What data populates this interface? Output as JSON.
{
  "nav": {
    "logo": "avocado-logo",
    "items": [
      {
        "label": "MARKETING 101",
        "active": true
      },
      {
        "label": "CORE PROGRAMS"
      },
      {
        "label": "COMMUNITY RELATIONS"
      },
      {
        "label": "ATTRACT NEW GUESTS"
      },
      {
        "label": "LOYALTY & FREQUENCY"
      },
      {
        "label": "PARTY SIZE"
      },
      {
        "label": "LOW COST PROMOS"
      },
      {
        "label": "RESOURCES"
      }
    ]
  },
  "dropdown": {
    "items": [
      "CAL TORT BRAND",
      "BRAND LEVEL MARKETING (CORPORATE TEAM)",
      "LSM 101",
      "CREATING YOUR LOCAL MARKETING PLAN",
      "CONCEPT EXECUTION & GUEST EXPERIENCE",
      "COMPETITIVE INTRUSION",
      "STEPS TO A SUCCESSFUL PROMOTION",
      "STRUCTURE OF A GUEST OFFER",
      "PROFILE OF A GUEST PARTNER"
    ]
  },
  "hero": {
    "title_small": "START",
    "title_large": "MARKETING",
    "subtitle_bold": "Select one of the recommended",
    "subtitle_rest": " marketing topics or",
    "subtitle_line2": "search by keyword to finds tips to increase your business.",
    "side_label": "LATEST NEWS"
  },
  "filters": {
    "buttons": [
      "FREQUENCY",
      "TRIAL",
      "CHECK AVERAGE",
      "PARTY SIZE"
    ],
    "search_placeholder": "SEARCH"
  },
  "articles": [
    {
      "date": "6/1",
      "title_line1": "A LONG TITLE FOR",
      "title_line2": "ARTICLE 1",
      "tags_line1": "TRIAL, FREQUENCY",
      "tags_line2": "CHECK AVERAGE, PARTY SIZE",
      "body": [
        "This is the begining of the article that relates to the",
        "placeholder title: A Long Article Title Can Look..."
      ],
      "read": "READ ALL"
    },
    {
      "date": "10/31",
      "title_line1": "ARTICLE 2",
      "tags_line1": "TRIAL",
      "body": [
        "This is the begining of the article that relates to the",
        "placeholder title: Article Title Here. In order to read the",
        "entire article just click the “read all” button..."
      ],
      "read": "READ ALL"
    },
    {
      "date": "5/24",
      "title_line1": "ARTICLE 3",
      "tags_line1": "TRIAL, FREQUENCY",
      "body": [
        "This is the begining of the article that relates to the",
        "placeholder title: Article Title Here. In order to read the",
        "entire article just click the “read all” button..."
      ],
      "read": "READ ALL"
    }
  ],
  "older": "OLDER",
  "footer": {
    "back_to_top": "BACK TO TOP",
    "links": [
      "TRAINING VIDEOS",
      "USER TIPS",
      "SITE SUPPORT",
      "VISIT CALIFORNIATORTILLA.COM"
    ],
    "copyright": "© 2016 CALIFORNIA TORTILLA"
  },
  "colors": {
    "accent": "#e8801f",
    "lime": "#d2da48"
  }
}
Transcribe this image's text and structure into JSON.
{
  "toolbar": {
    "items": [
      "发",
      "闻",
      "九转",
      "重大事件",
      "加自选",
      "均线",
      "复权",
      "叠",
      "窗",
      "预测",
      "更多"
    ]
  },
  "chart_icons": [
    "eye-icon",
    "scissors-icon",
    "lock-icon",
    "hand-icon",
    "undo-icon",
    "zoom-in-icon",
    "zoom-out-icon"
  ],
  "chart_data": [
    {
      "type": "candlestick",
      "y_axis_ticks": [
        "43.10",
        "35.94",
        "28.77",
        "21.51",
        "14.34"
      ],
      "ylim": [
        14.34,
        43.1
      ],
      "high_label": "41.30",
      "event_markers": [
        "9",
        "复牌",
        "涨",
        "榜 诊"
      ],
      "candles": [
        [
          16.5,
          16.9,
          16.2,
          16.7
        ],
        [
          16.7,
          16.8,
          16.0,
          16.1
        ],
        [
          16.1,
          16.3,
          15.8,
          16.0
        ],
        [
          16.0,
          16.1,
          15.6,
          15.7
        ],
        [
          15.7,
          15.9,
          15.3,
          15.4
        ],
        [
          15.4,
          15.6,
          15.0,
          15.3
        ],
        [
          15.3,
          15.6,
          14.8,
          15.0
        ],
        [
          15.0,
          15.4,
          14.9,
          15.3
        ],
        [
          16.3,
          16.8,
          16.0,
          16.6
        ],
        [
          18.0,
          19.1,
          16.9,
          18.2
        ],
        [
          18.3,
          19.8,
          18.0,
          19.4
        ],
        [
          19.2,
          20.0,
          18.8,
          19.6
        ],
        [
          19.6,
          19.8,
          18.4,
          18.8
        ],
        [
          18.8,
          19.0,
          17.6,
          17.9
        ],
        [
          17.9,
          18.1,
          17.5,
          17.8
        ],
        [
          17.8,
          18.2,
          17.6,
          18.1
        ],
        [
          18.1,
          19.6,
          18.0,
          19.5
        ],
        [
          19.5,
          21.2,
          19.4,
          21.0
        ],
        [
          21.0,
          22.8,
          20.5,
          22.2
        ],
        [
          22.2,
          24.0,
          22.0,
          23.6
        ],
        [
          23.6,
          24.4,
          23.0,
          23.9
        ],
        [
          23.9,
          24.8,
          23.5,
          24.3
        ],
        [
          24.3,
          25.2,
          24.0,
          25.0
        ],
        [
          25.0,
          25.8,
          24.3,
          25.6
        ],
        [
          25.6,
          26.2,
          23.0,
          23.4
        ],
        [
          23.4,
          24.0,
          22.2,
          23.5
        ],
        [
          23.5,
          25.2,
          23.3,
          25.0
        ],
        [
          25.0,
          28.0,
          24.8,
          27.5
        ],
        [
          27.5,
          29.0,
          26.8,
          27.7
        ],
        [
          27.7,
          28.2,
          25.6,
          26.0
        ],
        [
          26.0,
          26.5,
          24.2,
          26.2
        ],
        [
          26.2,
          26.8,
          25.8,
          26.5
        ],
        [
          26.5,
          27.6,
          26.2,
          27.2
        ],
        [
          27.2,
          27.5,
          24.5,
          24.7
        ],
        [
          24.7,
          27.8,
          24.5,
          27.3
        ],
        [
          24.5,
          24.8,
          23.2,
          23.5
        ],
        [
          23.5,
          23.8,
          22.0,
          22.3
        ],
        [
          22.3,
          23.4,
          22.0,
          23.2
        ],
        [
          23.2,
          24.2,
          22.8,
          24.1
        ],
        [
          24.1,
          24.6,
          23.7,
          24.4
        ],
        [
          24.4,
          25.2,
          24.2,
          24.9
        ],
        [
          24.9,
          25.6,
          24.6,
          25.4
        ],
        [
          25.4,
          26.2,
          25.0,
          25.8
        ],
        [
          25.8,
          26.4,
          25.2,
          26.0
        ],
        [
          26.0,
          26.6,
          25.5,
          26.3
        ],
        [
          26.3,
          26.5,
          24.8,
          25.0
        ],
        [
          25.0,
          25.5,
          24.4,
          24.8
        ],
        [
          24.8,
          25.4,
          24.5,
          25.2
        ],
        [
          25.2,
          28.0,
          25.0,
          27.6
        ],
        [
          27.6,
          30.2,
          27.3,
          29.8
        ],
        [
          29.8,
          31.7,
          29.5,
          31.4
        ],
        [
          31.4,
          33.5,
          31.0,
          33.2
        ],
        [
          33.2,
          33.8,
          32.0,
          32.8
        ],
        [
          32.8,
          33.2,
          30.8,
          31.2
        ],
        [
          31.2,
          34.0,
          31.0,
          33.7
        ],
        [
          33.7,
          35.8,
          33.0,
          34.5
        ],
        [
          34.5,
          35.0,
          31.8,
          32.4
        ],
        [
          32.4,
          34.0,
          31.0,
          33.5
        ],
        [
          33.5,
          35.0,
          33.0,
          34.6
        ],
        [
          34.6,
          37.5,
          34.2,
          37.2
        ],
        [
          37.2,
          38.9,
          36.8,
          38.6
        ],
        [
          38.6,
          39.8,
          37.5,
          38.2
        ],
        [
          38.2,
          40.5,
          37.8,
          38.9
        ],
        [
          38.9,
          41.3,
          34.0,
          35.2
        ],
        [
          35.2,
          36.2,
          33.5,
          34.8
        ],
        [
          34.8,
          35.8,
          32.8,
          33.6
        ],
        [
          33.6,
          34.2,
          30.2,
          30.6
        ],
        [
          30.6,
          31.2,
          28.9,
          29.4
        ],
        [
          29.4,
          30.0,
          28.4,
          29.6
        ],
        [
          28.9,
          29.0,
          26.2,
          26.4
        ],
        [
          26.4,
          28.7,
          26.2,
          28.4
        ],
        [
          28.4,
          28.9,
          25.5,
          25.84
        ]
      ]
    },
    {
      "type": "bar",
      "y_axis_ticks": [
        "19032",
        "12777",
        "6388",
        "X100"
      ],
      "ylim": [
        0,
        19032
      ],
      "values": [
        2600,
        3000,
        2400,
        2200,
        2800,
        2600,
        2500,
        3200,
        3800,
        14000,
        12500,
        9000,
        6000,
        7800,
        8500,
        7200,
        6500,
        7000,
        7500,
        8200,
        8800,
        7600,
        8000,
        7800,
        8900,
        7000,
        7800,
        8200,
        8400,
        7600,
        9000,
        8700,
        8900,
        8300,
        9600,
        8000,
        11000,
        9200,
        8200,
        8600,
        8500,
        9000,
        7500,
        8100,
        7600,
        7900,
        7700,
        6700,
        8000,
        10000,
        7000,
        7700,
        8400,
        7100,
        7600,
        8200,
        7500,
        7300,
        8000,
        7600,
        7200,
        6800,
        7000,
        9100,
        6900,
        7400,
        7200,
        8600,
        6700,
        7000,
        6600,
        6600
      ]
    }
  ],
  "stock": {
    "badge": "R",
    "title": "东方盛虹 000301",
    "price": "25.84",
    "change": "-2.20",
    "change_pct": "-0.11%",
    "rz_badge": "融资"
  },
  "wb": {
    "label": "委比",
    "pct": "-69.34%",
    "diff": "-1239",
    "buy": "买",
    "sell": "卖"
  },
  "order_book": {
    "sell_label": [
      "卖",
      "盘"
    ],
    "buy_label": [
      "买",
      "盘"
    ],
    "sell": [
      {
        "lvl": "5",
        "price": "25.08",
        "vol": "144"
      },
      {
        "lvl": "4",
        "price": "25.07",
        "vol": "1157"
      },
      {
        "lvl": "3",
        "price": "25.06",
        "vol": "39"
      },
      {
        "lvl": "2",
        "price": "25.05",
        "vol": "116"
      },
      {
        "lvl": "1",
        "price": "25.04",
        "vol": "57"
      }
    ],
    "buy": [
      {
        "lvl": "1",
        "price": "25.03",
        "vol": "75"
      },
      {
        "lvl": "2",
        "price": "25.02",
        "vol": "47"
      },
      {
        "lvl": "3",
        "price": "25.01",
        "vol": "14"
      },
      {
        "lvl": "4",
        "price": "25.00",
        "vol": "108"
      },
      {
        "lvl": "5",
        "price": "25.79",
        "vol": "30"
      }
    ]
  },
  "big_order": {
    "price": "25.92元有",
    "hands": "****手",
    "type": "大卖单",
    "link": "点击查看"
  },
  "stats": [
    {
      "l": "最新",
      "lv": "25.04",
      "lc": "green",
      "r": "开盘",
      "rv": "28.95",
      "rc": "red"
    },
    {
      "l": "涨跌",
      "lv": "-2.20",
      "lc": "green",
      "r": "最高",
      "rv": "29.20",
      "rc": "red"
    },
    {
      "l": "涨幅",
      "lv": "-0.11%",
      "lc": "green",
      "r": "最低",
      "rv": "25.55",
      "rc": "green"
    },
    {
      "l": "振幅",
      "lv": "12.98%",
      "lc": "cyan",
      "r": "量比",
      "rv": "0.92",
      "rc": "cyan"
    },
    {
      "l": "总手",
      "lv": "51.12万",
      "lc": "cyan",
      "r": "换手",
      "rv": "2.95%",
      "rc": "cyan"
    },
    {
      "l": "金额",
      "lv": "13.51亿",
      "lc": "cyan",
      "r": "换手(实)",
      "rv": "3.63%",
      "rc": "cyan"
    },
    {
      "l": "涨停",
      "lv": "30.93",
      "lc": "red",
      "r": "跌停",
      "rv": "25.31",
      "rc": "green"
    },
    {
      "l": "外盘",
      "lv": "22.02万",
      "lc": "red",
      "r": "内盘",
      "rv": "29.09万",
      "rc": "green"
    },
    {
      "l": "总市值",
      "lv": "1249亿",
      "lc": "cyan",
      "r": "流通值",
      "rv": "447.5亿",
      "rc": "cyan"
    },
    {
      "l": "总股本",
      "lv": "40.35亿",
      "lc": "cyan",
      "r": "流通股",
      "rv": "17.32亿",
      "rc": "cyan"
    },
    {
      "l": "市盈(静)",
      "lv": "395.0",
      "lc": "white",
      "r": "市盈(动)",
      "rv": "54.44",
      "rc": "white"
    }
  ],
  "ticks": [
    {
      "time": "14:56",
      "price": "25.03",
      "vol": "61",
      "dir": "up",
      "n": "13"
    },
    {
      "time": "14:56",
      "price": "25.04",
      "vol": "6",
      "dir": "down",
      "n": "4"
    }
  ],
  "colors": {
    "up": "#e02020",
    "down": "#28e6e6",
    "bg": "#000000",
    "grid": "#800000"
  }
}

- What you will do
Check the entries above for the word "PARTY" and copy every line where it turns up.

- The answer
        "label": "PARTY SIZE"
      "PARTY SIZE"
      "tags_line2": "CHECK AVERAGE, PARTY SIZE",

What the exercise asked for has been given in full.